Those who pull us from the grave, 

even as they stand on the edge of death and wait?

Too solid to bend and too proud to break.

They go on permitting us to believe 

pain is but a physical thing.

 

This is the mistake.

Betrayal

What happened when you read the title of this post? Did you hearken on a definition, or did your mind replay the events of the past?

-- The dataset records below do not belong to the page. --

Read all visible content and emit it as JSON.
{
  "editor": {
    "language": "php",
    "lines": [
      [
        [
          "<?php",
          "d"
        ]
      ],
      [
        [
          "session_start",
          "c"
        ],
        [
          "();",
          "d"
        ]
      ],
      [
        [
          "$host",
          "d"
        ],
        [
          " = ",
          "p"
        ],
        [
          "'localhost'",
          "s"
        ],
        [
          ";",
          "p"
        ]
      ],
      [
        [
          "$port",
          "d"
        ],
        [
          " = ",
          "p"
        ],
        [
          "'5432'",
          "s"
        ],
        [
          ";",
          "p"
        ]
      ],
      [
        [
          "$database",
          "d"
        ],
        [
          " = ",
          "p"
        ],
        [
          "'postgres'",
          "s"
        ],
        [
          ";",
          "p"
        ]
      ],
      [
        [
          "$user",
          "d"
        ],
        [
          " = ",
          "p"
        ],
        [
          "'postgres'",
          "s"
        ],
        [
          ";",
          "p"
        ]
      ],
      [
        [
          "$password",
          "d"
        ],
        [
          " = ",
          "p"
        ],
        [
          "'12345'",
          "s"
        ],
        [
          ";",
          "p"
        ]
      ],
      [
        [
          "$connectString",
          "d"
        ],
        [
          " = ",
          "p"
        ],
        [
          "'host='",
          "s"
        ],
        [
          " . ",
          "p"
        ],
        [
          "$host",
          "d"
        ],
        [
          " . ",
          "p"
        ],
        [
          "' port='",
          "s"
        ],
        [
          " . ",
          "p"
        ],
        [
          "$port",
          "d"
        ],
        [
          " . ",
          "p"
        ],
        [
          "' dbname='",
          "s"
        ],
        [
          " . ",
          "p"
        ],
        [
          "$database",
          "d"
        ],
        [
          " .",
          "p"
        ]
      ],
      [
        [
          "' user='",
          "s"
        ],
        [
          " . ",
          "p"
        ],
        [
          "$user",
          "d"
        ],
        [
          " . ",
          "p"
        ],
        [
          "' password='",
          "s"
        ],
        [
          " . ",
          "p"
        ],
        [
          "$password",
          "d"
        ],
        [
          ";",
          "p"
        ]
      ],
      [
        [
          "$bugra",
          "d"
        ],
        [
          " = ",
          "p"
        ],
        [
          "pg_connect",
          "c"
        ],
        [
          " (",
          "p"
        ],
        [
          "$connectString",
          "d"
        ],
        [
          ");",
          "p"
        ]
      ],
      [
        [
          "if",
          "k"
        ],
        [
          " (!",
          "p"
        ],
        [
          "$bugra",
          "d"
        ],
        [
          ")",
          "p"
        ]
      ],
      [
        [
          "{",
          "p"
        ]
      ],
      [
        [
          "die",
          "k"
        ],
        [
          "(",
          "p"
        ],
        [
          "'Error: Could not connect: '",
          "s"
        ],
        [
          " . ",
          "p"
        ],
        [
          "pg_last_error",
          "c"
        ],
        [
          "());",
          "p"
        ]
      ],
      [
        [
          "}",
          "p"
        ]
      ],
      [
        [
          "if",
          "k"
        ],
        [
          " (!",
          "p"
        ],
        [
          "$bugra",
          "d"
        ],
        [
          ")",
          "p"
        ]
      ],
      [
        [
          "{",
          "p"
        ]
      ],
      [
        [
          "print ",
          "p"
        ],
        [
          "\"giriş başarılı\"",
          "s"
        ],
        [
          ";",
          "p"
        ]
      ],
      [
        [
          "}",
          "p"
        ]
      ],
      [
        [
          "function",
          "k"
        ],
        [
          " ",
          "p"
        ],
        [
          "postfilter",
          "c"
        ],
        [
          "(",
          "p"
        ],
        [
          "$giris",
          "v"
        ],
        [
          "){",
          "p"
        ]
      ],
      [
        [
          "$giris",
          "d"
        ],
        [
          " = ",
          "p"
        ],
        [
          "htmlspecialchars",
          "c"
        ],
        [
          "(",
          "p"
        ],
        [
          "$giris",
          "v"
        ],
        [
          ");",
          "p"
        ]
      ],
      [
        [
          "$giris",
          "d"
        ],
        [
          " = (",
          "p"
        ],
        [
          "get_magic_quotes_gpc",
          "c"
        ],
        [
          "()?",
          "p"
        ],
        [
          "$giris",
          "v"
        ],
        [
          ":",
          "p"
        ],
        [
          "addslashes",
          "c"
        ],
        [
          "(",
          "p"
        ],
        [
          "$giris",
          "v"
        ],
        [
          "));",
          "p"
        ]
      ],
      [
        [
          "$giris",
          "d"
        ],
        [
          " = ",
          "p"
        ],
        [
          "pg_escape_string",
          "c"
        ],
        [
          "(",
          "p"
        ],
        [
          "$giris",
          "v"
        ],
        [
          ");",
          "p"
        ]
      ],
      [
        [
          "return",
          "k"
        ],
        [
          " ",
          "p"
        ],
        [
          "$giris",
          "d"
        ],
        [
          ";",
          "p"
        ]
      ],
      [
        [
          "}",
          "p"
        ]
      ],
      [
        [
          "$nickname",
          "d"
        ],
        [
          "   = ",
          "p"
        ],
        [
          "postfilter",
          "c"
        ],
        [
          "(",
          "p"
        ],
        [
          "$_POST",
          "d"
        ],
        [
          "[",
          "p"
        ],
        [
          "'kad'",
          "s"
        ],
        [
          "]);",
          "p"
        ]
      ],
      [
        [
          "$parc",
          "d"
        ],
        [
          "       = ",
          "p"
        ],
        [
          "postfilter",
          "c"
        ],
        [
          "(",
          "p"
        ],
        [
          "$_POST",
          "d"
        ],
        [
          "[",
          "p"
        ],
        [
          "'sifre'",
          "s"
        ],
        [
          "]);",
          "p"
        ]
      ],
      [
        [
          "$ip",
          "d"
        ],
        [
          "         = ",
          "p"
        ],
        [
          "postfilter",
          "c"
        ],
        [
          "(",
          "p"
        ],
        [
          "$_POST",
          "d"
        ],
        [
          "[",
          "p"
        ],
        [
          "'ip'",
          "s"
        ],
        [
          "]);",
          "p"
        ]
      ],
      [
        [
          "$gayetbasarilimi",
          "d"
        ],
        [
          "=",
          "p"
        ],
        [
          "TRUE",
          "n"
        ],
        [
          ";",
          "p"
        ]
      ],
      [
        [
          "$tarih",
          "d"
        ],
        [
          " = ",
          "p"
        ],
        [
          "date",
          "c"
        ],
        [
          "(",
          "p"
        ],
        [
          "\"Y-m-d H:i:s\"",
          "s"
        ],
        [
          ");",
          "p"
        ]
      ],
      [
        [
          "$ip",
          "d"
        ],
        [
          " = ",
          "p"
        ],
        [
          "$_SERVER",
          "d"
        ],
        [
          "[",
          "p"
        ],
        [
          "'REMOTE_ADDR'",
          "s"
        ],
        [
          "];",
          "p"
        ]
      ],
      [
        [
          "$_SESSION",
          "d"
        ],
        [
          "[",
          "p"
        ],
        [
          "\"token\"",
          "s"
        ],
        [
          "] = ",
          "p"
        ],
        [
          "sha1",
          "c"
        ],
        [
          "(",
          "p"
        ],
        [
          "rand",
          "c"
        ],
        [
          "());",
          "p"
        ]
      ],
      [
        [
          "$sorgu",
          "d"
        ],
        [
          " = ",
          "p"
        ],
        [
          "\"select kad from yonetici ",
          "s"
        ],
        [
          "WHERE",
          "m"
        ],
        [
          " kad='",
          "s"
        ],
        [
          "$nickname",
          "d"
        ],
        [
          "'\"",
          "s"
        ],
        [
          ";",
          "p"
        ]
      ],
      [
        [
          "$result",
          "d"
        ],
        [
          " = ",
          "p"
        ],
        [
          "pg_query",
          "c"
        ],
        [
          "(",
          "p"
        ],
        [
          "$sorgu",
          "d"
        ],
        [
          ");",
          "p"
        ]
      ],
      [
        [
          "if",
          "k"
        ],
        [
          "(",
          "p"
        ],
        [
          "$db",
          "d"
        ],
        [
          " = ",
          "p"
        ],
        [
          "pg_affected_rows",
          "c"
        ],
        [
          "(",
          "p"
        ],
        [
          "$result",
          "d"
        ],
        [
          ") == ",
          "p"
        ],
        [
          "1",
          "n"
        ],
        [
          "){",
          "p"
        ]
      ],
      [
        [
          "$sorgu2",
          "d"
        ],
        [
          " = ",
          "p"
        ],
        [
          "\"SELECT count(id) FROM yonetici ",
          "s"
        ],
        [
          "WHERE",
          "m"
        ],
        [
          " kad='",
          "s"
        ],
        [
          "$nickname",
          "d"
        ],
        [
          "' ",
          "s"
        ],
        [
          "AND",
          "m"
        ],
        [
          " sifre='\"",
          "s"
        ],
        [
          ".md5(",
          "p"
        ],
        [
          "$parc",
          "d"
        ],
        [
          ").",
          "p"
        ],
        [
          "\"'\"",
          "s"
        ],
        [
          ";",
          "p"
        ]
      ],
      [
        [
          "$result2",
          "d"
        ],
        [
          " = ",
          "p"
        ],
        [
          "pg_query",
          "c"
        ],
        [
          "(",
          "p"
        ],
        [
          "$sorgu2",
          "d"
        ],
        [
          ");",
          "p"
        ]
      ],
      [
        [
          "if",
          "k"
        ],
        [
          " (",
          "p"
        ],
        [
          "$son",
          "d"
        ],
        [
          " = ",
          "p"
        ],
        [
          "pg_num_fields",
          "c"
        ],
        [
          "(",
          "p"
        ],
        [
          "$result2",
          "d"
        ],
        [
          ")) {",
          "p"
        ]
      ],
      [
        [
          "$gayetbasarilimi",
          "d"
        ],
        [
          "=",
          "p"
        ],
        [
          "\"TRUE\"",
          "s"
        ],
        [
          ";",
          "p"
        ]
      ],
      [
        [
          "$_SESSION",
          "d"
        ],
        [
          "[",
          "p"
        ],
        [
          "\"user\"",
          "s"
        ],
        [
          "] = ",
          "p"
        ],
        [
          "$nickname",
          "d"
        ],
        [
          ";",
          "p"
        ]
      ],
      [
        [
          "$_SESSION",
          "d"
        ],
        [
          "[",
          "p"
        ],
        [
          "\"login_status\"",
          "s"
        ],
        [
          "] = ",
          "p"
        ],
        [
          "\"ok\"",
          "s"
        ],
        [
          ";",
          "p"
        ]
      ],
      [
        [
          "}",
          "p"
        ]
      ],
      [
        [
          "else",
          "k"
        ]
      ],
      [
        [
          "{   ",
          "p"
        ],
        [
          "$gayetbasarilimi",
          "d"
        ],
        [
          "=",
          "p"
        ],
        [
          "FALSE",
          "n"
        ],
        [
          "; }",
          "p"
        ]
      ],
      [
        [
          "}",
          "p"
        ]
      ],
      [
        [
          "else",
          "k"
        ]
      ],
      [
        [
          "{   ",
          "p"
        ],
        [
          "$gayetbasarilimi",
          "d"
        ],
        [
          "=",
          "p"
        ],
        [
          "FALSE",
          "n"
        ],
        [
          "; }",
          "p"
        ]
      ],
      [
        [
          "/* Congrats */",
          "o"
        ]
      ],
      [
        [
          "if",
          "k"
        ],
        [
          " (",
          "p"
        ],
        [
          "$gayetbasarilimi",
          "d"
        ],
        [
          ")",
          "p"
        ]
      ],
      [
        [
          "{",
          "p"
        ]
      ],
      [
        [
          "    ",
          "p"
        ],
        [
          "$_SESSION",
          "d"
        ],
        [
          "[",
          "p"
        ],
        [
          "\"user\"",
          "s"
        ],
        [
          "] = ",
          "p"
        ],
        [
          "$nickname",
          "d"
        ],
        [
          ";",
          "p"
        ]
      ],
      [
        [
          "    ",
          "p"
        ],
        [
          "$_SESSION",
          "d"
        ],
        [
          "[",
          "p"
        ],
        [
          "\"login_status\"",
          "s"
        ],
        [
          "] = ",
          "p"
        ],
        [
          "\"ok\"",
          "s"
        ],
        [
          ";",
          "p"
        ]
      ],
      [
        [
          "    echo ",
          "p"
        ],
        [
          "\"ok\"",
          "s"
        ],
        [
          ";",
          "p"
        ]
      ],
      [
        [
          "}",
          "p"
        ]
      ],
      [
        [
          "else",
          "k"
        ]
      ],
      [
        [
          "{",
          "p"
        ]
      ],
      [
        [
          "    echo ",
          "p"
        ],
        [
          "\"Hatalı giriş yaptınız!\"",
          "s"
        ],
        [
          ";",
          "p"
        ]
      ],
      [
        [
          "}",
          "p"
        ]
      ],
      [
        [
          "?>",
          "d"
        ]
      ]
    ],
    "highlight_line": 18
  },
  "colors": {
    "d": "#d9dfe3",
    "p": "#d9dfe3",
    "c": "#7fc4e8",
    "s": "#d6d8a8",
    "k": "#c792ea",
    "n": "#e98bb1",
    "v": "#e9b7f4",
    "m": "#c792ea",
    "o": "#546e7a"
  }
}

They say betrayal is something people do to the ones they love. How profoundly interesting a thought. The TV show The Strain, for instance, shows how the infected return to murder their loved ones first. And in the history of the relationships we’ve had throughout our lives, chances are its the closest love that got us. People who admire our work are those who have a history of hating us for the very work they wish belonged to them. Not all admirers but those who secretly hate when we improve. Like the song says, “Smiling in yo face, all the time wanna take yo place, them back stabbers.” They say some do it with a bitter look. Some a flattering word, and others a sweet kiss. And in the words of Dennis Haysbert (the All State Guy) in a clip from the movie Love and Basketball,  the most bold is right at your front door.

Deception.

It comes in many different shapes, sizes, and motives, and often enters under the banner of love. A smile, a wave, or a joke or two that happens as the knives enter your lower torso. Since hate transforms itself into an angel of light, the love we have for these people makes for an invisible wound; a wound that is not instant thanks to our blindness but that appears later. Dripping from holes unnoticed by the sister you called friend, or the brother you thought loyal. The pain has no calendar to which it wishes to disappear into, and is not interested in evaporating so that you have the privilege of time, in which you decide when to trust again. Not likely. Know that the pain will  sit there long enough for you to put up the proper walls that only true love can tear down. As for trust, it is a mirror that only time can restore. Yes, betrayal, it is a broken bone of trust capitalizing on the scars already on our backs.

So what’s the good news? What’s encouraging about this post? Well, nothing. Nothing except that while Betrayal shows up often, it really only has one job.

To make you stronger.